Problem statement: Every record should be restated exactly, with no images included.

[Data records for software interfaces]
* * * * * * * * *

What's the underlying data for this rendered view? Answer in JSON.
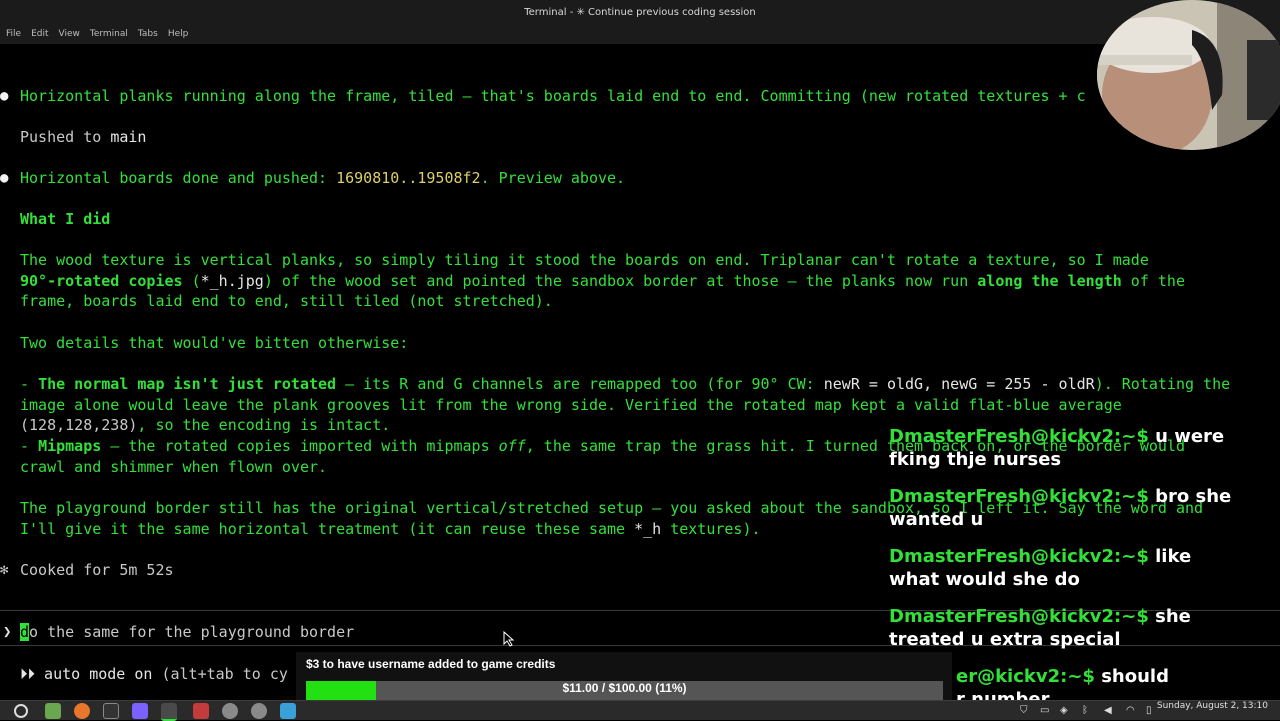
{
  "window": {
    "title": "Terminal - ✳ Continue previous coding session",
    "menu": [
      "File",
      "Edit",
      "View",
      "Terminal",
      "Tabs",
      "Help"
    ]
  },
  "terminal": {
    "line1": "Horizontal planks running along the frame, tiled — that's boards laid end to end. Committing (new rotated textures + c",
    "pushed_prefix": "Pushed to ",
    "pushed_branch": "main",
    "done_a": "Horizontal boards done and pushed: ",
    "done_hash": "1690810..19508f2",
    "done_b": ". Preview above.",
    "heading": "What I did",
    "p1_line1": "The wood texture is vertical planks, so simply tiling it stood the boards on end. Triplanar can't rotate a texture, so I made",
    "p1_bold1": "90°-rotated copies",
    "p1_mid1": " (",
    "p1_code1": "*_h.jpg",
    "p1_mid2": ") of the wood set and pointed the sandbox border at those — the planks now run ",
    "p1_bold2": "along the length",
    "p1_end": " of the",
    "p1_line3": "frame, boards laid end to end, still tiled (not stretched).",
    "p2": "Two details that would've bitten otherwise:",
    "bullet1_dash": "- ",
    "bullet1_bold": "The normal map isn't just rotated",
    "bullet1_a": " — its R and G channels are remapped too (for 90° CW: ",
    "bullet1_code": "newR = oldG, newG = 255 - oldR",
    "bullet1_b": "). Rotating the",
    "bullet1_line2": "image alone would leave the plank grooves lit from the wrong side. Verified the rotated map kept a valid flat-blue average",
    "bullet1_line3_code": "(128,128,238)",
    "bullet1_line3_rest": ", so the encoding is intact.",
    "bullet2_dash": "- ",
    "bullet2_bold": "Mipmaps",
    "bullet2_a": " — the rotated copies imported with mipmaps ",
    "bullet2_italic": "off",
    "bullet2_b": ", the same trap the grass hit. I turned them back on, or the border would",
    "bullet2_line2": "crawl and shimmer when flown over.",
    "p3_line1": "The playground border still has the original vertical/stretched setup — you asked about the sandbox, so I left it. Say the word and",
    "p3_line2_a": "I'll give it the same horizontal treatment (it can reuse these same ",
    "p3_line2_code": "*_h",
    "p3_line2_b": " textures).",
    "cooked_symbol": "✻",
    "cooked": "Cooked for 5m 52s",
    "prompt_symbol": "❯",
    "input_first": "d",
    "input_rest": "o the same for the playground border",
    "auto_symbol": "⏵⏵",
    "auto_mode": "auto mode on",
    "auto_hint": "(alt+tab to cy"
  },
  "chat_overlay": [
    {
      "user": "DmasterFresh@kickv2:~$",
      "msg1": " u were",
      "msg2": "fking thje nurses"
    },
    {
      "user": "DmasterFresh@kickv2:~$",
      "msg1": " bro she",
      "msg2": "wanted u"
    },
    {
      "user": "DmasterFresh@kickv2:~$",
      "msg1": " like",
      "msg2": "what would she do"
    },
    {
      "user": "DmasterFresh@kickv2:~$",
      "msg1": " she",
      "msg2": "treated u extra special"
    },
    {
      "user": "er@kickv2:~$",
      "msg1": " should",
      "msg2": "r number"
    }
  ],
  "donation": {
    "title": "$3 to have username added to game credits",
    "progress_text": "$11.00 / $100.00 (11%)",
    "progress_fraction": 0.11
  },
  "taskbar": {
    "clock": "Sunday, August  2, 13:10",
    "colors": {
      "firefox": "#e8762d",
      "files": "#6aa84f",
      "terminal": "#333333",
      "app": "#7b61ff"
    }
  },
  "colors": {
    "terminal_green": "#33e03a",
    "donation_fill": "#22e011",
    "background": "#000000"
  }
}
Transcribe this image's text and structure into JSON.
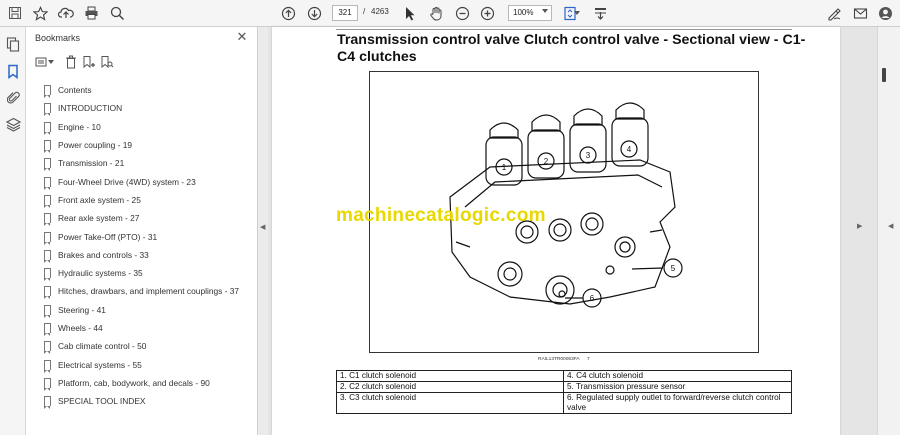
{
  "toolbar": {
    "icons": [
      "save-icon",
      "bookmark-star-icon",
      "cloud-upload-icon",
      "print-icon",
      "zoom-search-icon",
      "page-up-icon",
      "page-down-icon",
      "cursor-icon",
      "hand-icon",
      "zoom-out-icon",
      "zoom-in-icon",
      "fit-page-icon",
      "scroll-mode-icon",
      "sign-icon",
      "email-icon",
      "account-icon"
    ],
    "page_current": "321",
    "page_sep": "/",
    "page_total": "4263",
    "zoom": "100%"
  },
  "bookmarks_panel": {
    "title": "Bookmarks",
    "items": [
      {
        "label": "Contents"
      },
      {
        "label": "INTRODUCTION"
      },
      {
        "label": "Engine - 10"
      },
      {
        "label": "Power coupling - 19"
      },
      {
        "label": "Transmission - 21"
      },
      {
        "label": "Four-Wheel Drive (4WD) system - 23"
      },
      {
        "label": "Front axle system - 25"
      },
      {
        "label": "Rear axle system - 27"
      },
      {
        "label": "Power Take-Off (PTO) - 31"
      },
      {
        "label": "Brakes and controls - 33"
      },
      {
        "label": "Hydraulic systems - 35"
      },
      {
        "label": "Hitches, drawbars, and implement couplings - 37"
      },
      {
        "label": "Steering - 41"
      },
      {
        "label": "Wheels - 44"
      },
      {
        "label": "Cab climate control - 50"
      },
      {
        "label": "Electrical systems - 55"
      },
      {
        "label": "Platform, cab, bodywork, and decals - 90"
      },
      {
        "label": "SPECIAL TOOL INDEX"
      }
    ]
  },
  "document": {
    "heading": "Transmission control valve Clutch control valve - Sectional view - C1-C4 clutches",
    "watermark": "machinecatalogic.com",
    "figure_code": "RAIL13TR00063FA",
    "figure_number": "7",
    "callouts": [
      "1",
      "2",
      "3",
      "4",
      "5",
      "6"
    ],
    "legend": [
      [
        "1.  C1 clutch solenoid",
        "4.  C4 clutch solenoid"
      ],
      [
        "2.  C2 clutch solenoid",
        "5.  Transmission pressure sensor"
      ],
      [
        "3.  C3 clutch solenoid",
        "6.  Regulated supply outlet to forward/reverse clutch control valve"
      ]
    ]
  },
  "colors": {
    "watermark": "#e8d800",
    "toolbar_bg": "#f5f5f5",
    "panel_bg": "#ffffff"
  }
}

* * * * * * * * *

Completed exercise:
What's the underlying data for this rendered view? Answer in JSON.
{
  "window": {
    "title": "Terminal - ✳ Continue previous coding session",
    "menu": [
      "File",
      "Edit",
      "View",
      "Terminal",
      "Tabs",
      "Help"
    ]
  },
  "terminal": {
    "line1": "Horizontal planks running along the frame, tiled — that's boards laid end to end. Committing (new rotated textures + c",
    "pushed_prefix": "Pushed to ",
    "pushed_branch": "main",
    "done_a": "Horizontal boards done and pushed: ",
    "done_hash": "1690810..19508f2",
    "done_b": ". Preview above.",
    "heading": "What I did",
    "p1_line1": "The wood texture is vertical planks, so simply tiling it stood the boards on end. Triplanar can't rotate a texture, so I made",
    "p1_bold1": "90°-rotated copies",
    "p1_mid1": " (",
    "p1_code1": "*_h.jpg",
    "p1_mid2": ") of the wood set and pointed the sandbox border at those — the planks now run ",
    "p1_bold2": "along the length",
    "p1_end": " of the",
    "p1_line3": "frame, boards laid end to end, still tiled (not stretched).",
    "p2": "Two details that would've bitten otherwise:",
    "bullet1_dash": "- ",
    "bullet1_bold": "The normal map isn't just rotated",
    "bullet1_a": " — its R and G channels are remapped too (for 90° CW: ",
    "bullet1_code": "newR = oldG, newG = 255 - oldR",
    "bullet1_b": "). Rotating the",
    "bullet1_line2": "image alone would leave the plank grooves lit from the wrong side. Verified the rotated map kept a valid flat-blue average",
    "bullet1_line3_code": "(128,128,238)",
    "bullet1_line3_rest": ", so the encoding is intact.",
    "bullet2_dash": "- ",
    "bullet2_bold": "Mipmaps",
    "bullet2_a": " — the rotated copies imported with mipmaps ",
    "bullet2_italic": "off",
    "bullet2_b": ", the same trap the grass hit. I turned them back on, or the border would",
    "bullet2_line2": "crawl and shimmer when flown over.",
    "p3_line1": "The playground border still has the original vertical/stretched setup — you asked about the sandbox, so I left it. Say the word and",
    "p3_line2_a": "I'll give it the same horizontal treatment (it can reuse these same ",
    "p3_line2_code": "*_h",
    "p3_line2_b": " textures).",
    "cooked_symbol": "✻",
    "cooked": "Cooked for 5m 52s",
    "prompt_symbol": "❯",
    "input_first": "d",
    "input_rest": "o the same for the playground border",
    "auto_symbol": "⏵⏵",
    "auto_mode": "auto mode on",
    "auto_hint": "(alt+tab to cy"
  },
  "chat_overlay": [
    {
      "user": "DmasterFresh@kickv2:~$",
      "msg1": " u were",
      "msg2": "fking thje nurses"
    },
    {
      "user": "DmasterFresh@kickv2:~$",
      "msg1": " bro she",
      "msg2": "wanted u"
    },
    {
      "user": "DmasterFresh@kickv2:~$",
      "msg1": " like",
      "msg2": "what would she do"
    },
    {
      "user": "DmasterFresh@kickv2:~$",
      "msg1": " she",
      "msg2": "treated u extra special"
    },
    {
      "user": "er@kickv2:~$",
      "msg1": " should",
      "msg2": "r number"
    }
  ],
  "donation": {
    "title": "$3 to have username added to game credits",
    "progress_text": "$11.00 / $100.00 (11%)",
    "progress_fraction": 0.11
  },
  "taskbar": {
    "clock": "Sunday, August  2, 13:10",
    "colors": {
      "firefox": "#e8762d",
      "files": "#6aa84f",
      "terminal": "#333333",
      "app": "#7b61ff"
    }
  },
  "colors": {
    "terminal_green": "#33e03a",
    "donation_fill": "#22e011",
    "background": "#000000"
  }
}
Transcribe this image's text and structure into JSON.
{
  "toolbar": {
    "icons": [
      "save-icon",
      "bookmark-star-icon",
      "cloud-upload-icon",
      "print-icon",
      "zoom-search-icon",
      "page-up-icon",
      "page-down-icon",
      "cursor-icon",
      "hand-icon",
      "zoom-out-icon",
      "zoom-in-icon",
      "fit-page-icon",
      "scroll-mode-icon",
      "sign-icon",
      "email-icon",
      "account-icon"
    ],
    "page_current": "321",
    "page_sep": "/",
    "page_total": "4263",
    "zoom": "100%"
  },
  "bookmarks_panel": {
    "title": "Bookmarks",
    "items": [
      {
        "label": "Contents"
      },
      {
        "label": "INTRODUCTION"
      },
      {
        "label": "Engine - 10"
      },
      {
        "label": "Power coupling - 19"
      },
      {
        "label": "Transmission - 21"
      },
      {
        "label": "Four-Wheel Drive (4WD) system - 23"
      },
      {
        "label": "Front axle system - 25"
      },
      {
        "label": "Rear axle system - 27"
      },
      {
        "label": "Power Take-Off (PTO) - 31"
      },
      {
        "label": "Brakes and controls - 33"
      },
      {
        "label": "Hydraulic systems - 35"
      },
      {
        "label": "Hitches, drawbars, and implement couplings - 37"
      },
      {
        "label": "Steering - 41"
      },
      {
        "label": "Wheels - 44"
      },
      {
        "label": "Cab climate control - 50"
      },
      {
        "label": "Electrical systems - 55"
      },
      {
        "label": "Platform, cab, bodywork, and decals - 90"
      },
      {
        "label": "SPECIAL TOOL INDEX"
      }
    ]
  },
  "document": {
    "heading": "Transmission control valve Clutch control valve - Sectional view - C1-C4 clutches",
    "watermark": "machinecatalogic.com",
    "figure_code": "RAIL13TR00063FA",
    "figure_number": "7",
    "callouts": [
      "1",
      "2",
      "3",
      "4",
      "5",
      "6"
    ],
    "legend": [
      [
        "1.  C1 clutch solenoid",
        "4.  C4 clutch solenoid"
      ],
      [
        "2.  C2 clutch solenoid",
        "5.  Transmission pressure sensor"
      ],
      [
        "3.  C3 clutch solenoid",
        "6.  Regulated supply outlet to forward/reverse clutch control valve"
      ]
    ]
  },
  "colors": {
    "watermark": "#e8d800",
    "toolbar_bg": "#f5f5f5",
    "panel_bg": "#ffffff"
  }
}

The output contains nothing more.